Chinese demand may slow down given that the country may be already very well-stocked with gold (Citi are of the view that physical overflows from ETF selling have moved to China). Indian demand has already been tempered by the imposition of record high import duties.
All in all, gold prices are expected to plunge below $1250/oz before the year end.
Apprehensive on mining costs…and cash
Citi estimate that the industry is still behind in cutting costs, though progress has been made. According to estimates, at spot price levels, “most of the global gold cost curve is burning cash, and that further cuts are likely over the next 6-12 months as companies try to adjust to a lower gold price environment.”
Unfortunately that puts the miners between a rock and a hard place. That’s because recent trends show that larger amounts of capex are required to sustain production levels and to rein in costs on a per-unit level. Yet cash control is crucial given that gold prices have fallen 12%. To cut (capex) …or not to cut…that is the question…
Citi make the point that global gold capex has risen 10 times during the past 12-years but production has in fact declined 5%, leading to a rise in unit costs at a CAGR of 16%.
Distrustful on equity valuations
Citi make two key observations on why they are suspicious of gold equities valuations.
Citi juxtaposes gold shares against valuations obtained on diversified mining groups to ascertain whether gold shares offer value against those.
“Our favoured diversified miner is Rio Tinto plc (ADR) (NYSE:RIO) (RIO.L, Buy; TP £38.00) at the moment and we calculate that it is on a 24% discount to NPV. In contrast, we calculate that Fresnillo Plc (LON:FRES) (OTCMKTS:FNLPF) is on a 41% premium to NPV, Randgold Resources Ltd. (ADR) (NASDAQ:GOLD) (LON:RRS) is on a 36% premium and Polyus Gold International Ltd (LON:POLG) is on a 20% premium. We do not believe that those valuations are warranted under Citi’s assumption that we are still in a gold bear market.”
The second point Citi make is that gold stocks took a substantial haircut in valuations after the last major cyclical peak in 1979/80, but a similar correction is yet to be seen in gold stocks after the metal’s $1850/oz top.

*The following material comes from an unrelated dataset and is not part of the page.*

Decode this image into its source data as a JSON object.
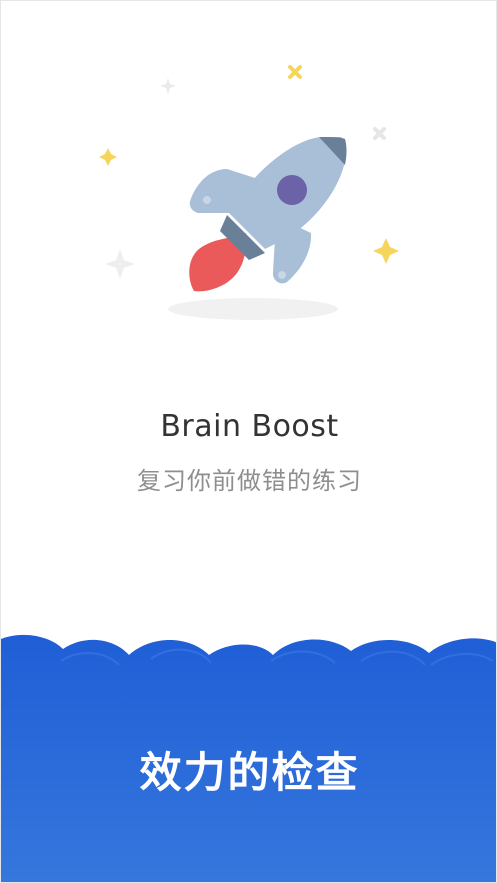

“All that the gold and silver stocks have done in 2013 is to re-calibrate their share prices for the revenue and earnings change resulting from the fall in the gold price. They are still standing at substantial valuation premiums to the likes of RIO and BHP Billiton Limited (ADR) (NYSE:BHP) (BLT.L; Neutral; TP £20.70), and this is at odds with the way gold shares performed post-peak in 1980 and 1981.”